:: PROVIDED DATA ::

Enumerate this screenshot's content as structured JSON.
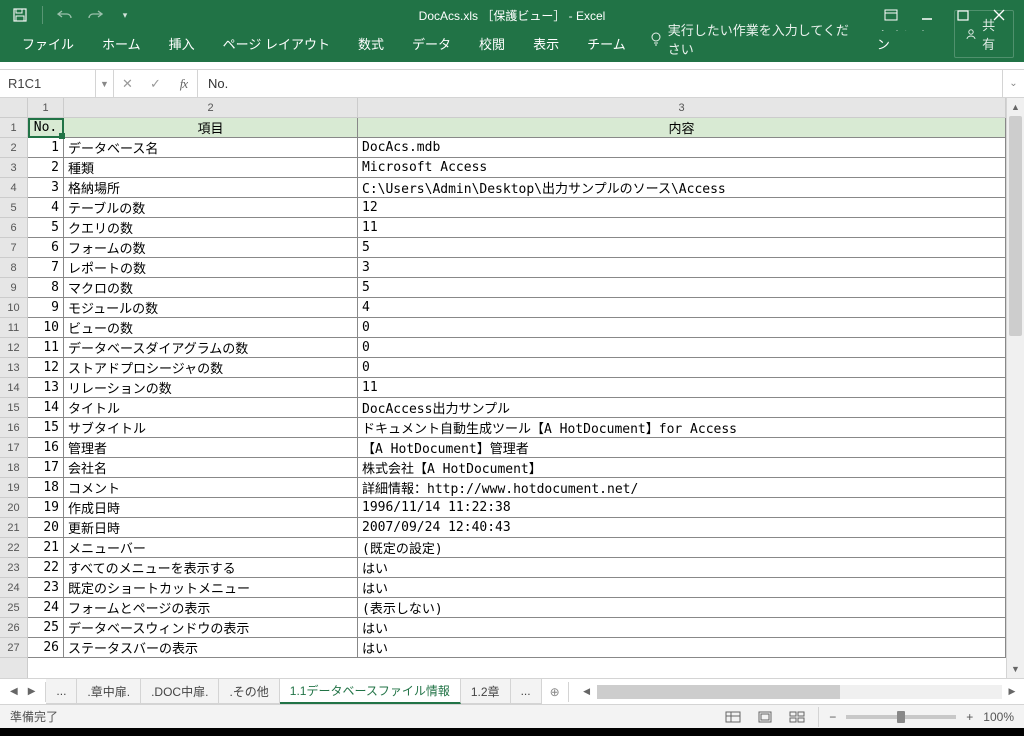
{
  "window": {
    "title": "DocAcs.xls ［保護ビュー］ - Excel"
  },
  "ribbon": {
    "tabs": [
      "ファイル",
      "ホーム",
      "挿入",
      "ページ レイアウト",
      "数式",
      "データ",
      "校閲",
      "表示",
      "チーム"
    ],
    "tell_me": "実行したい作業を入力してください",
    "signin": "サインイン",
    "share": "共有"
  },
  "formula": {
    "name_box": "R1C1",
    "value": "No."
  },
  "col_labels": [
    "1",
    "2",
    "3"
  ],
  "header": {
    "no": "No.",
    "item": "項目",
    "val": "内容"
  },
  "rows": [
    {
      "n": "1",
      "i": "データベース名",
      "v": "DocAcs.mdb"
    },
    {
      "n": "2",
      "i": "種類",
      "v": "Microsoft Access"
    },
    {
      "n": "3",
      "i": "格納場所",
      "v": "C:\\Users\\Admin\\Desktop\\出力サンプルのソース\\Access"
    },
    {
      "n": "4",
      "i": "テーブルの数",
      "v": "12"
    },
    {
      "n": "5",
      "i": "クエリの数",
      "v": "11"
    },
    {
      "n": "6",
      "i": "フォームの数",
      "v": "5"
    },
    {
      "n": "7",
      "i": "レポートの数",
      "v": "3"
    },
    {
      "n": "8",
      "i": "マクロの数",
      "v": "5"
    },
    {
      "n": "9",
      "i": "モジュールの数",
      "v": "4"
    },
    {
      "n": "10",
      "i": "ビューの数",
      "v": "0"
    },
    {
      "n": "11",
      "i": "データベースダイアグラムの数",
      "v": "0"
    },
    {
      "n": "12",
      "i": "ストアドプロシージャの数",
      "v": "0"
    },
    {
      "n": "13",
      "i": "リレーションの数",
      "v": "11"
    },
    {
      "n": "14",
      "i": "タイトル",
      "v": "DocAccess出力サンプル"
    },
    {
      "n": "15",
      "i": "サブタイトル",
      "v": "ドキュメント自動生成ツール【A HotDocument】for Access"
    },
    {
      "n": "16",
      "i": "管理者",
      "v": "【A HotDocument】管理者"
    },
    {
      "n": "17",
      "i": "会社名",
      "v": "株式会社【A HotDocument】"
    },
    {
      "n": "18",
      "i": "コメント",
      "v": "詳細情報：http://www.hotdocument.net/"
    },
    {
      "n": "19",
      "i": "作成日時",
      "v": "1996/11/14 11:22:38"
    },
    {
      "n": "20",
      "i": "更新日時",
      "v": "2007/09/24 12:40:43"
    },
    {
      "n": "21",
      "i": "メニューバー",
      "v": "(既定の設定)"
    },
    {
      "n": "22",
      "i": "すべてのメニューを表示する",
      "v": "はい"
    },
    {
      "n": "23",
      "i": "既定のショートカットメニュー",
      "v": "はい"
    },
    {
      "n": "24",
      "i": "フォームとページの表示",
      "v": "(表示しない)"
    },
    {
      "n": "25",
      "i": "データベースウィンドウの表示",
      "v": "はい"
    },
    {
      "n": "26",
      "i": "ステータスバーの表示",
      "v": "はい"
    }
  ],
  "row_nums": [
    "1",
    "2",
    "3",
    "4",
    "5",
    "6",
    "7",
    "8",
    "9",
    "10",
    "11",
    "12",
    "13",
    "14",
    "15",
    "16",
    "17",
    "18",
    "19",
    "20",
    "21",
    "22",
    "23",
    "24",
    "25",
    "26",
    "27"
  ],
  "sheets": {
    "overflow": "...",
    "tabs": [
      ".章中扉.",
      ".DOC中扉.",
      ".その他"
    ],
    "active": "1.1データベースファイル情報",
    "after": "1.2章",
    "after_overflow": "..."
  },
  "status": {
    "ready": "準備完了",
    "zoom": "100%"
  }
}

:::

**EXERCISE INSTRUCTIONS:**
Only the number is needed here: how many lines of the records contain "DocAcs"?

**ANSWER SPACE:**
2